On Wednesday, thick smoke from wildfires in Canada poured into the Midwest and the plains of the United States, causing air quality to plummet.
Satellites from the Cooperative Institute for Atmospheric Research (CIRA) captured the plumes which began moving south on Tuesday after wrapping around a low pressure system.
The air quality index (AQI) around Minneapolis-St Paul has exceeded 150 – a code red, “unhealthy” level of pollution for the general population.
Parts of Illinois, Wisconsin, Michigan, North and South Dakota also experienced a spike in air pollution on Wednesday.
An air quality alert was issued until 6 a.m. Friday for parts of the state, the The Minnesota Pollution Control Agency reported.
The affected area includes Roseau, International Falls, Ely, Hibbing, Duluth, Two Harbors, Brainerd, Alexandria, Moorhead, Ortonville, St Cloud, the Twin Towns and Tribal Nations of Prairie Island, Mille Lacs, Fond du Lac and Grand Portage. .
At “unhealthy levels” of air pollution, vulnerable populations like children, the elderly, and people with heart or lung conditions are advised to reduce their exposure and avoid strenuous outdoor activities.
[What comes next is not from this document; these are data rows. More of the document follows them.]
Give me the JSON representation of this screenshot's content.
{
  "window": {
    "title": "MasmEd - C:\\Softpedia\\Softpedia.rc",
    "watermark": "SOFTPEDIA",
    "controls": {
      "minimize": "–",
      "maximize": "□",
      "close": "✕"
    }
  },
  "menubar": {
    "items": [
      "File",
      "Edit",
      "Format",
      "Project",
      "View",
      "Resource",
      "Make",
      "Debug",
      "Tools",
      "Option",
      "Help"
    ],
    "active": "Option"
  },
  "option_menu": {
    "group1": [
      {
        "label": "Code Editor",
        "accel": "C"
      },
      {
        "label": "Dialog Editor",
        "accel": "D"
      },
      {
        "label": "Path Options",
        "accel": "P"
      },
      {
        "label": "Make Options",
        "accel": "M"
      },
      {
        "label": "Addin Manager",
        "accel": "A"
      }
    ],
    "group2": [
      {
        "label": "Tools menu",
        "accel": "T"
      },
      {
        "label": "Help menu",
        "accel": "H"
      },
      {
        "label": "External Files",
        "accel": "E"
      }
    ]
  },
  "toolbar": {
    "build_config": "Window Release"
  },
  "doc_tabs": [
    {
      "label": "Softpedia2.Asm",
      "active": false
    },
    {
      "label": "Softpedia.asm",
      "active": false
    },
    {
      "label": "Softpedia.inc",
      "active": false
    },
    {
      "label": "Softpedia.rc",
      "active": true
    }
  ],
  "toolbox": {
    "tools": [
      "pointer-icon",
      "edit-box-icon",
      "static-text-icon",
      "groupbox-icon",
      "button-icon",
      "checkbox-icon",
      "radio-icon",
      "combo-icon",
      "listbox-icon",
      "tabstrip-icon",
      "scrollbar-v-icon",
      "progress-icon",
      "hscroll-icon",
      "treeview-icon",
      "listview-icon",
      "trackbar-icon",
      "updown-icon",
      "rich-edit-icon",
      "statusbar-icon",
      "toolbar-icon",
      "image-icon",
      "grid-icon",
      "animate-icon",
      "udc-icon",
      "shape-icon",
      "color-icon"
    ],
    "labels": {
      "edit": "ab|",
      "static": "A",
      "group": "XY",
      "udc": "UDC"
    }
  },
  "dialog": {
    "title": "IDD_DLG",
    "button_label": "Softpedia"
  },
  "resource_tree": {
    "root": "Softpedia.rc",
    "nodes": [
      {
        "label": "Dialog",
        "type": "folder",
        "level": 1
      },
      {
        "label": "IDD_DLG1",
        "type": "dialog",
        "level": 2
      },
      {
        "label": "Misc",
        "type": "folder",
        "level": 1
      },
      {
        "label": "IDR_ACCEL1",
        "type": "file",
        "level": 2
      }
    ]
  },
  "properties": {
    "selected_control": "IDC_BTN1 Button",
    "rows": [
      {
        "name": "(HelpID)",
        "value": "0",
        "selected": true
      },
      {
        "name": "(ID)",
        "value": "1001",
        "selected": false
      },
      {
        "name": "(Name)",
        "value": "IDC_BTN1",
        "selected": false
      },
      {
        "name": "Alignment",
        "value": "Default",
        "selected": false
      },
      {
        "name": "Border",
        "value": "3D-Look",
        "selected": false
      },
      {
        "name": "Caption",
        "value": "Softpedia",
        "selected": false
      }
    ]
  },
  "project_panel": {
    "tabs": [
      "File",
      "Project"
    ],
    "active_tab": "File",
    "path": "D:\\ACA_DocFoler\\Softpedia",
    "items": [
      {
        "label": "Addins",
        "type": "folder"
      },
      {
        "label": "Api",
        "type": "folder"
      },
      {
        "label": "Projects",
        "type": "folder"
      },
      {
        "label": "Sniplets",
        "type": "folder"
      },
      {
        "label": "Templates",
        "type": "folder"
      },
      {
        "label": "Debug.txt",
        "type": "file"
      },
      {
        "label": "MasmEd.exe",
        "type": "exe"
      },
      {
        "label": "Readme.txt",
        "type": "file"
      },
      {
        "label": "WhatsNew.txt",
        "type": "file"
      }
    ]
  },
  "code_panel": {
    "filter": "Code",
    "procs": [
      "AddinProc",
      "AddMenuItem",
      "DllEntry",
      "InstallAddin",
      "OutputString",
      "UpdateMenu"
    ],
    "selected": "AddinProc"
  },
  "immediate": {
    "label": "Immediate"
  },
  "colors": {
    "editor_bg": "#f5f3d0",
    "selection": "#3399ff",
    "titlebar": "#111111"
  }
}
Canadian officials have warned that this year could be the country’s worst wildfire season on record and that smoke will be a problem “all summer”.
More than 450 fires are burning across Canada, with at least half of them out of control. Eight new fires broke out on Wednesday, according to the Canadian Interagency Wildfire Center.
Ontario, across the US-Canada border in the Midwest, is experiencing more than a dozen large fires.
Last week, smoke from wildfires darkened skies and made it hard to breathe in 20 US states and large parts of Canada.
New York City recorded an AQI of over 400 last Wednesday, a “dangerous” level of pollution on a scale of 0 to 500.
The thick smoke bathed the city in an eerie orange haze and led to public health warnings to stay indoors and wear masks outside to avoid smoke inhalation.
Wildfires are increasing in frequency, size and severity around the world due to hot and dry conditions caused by the climate crisis. Fire seasons have lengthened by around 20% worldwide over the past 40 years, reports from the World Health Organization, and are expected to intensify as global temperature rises.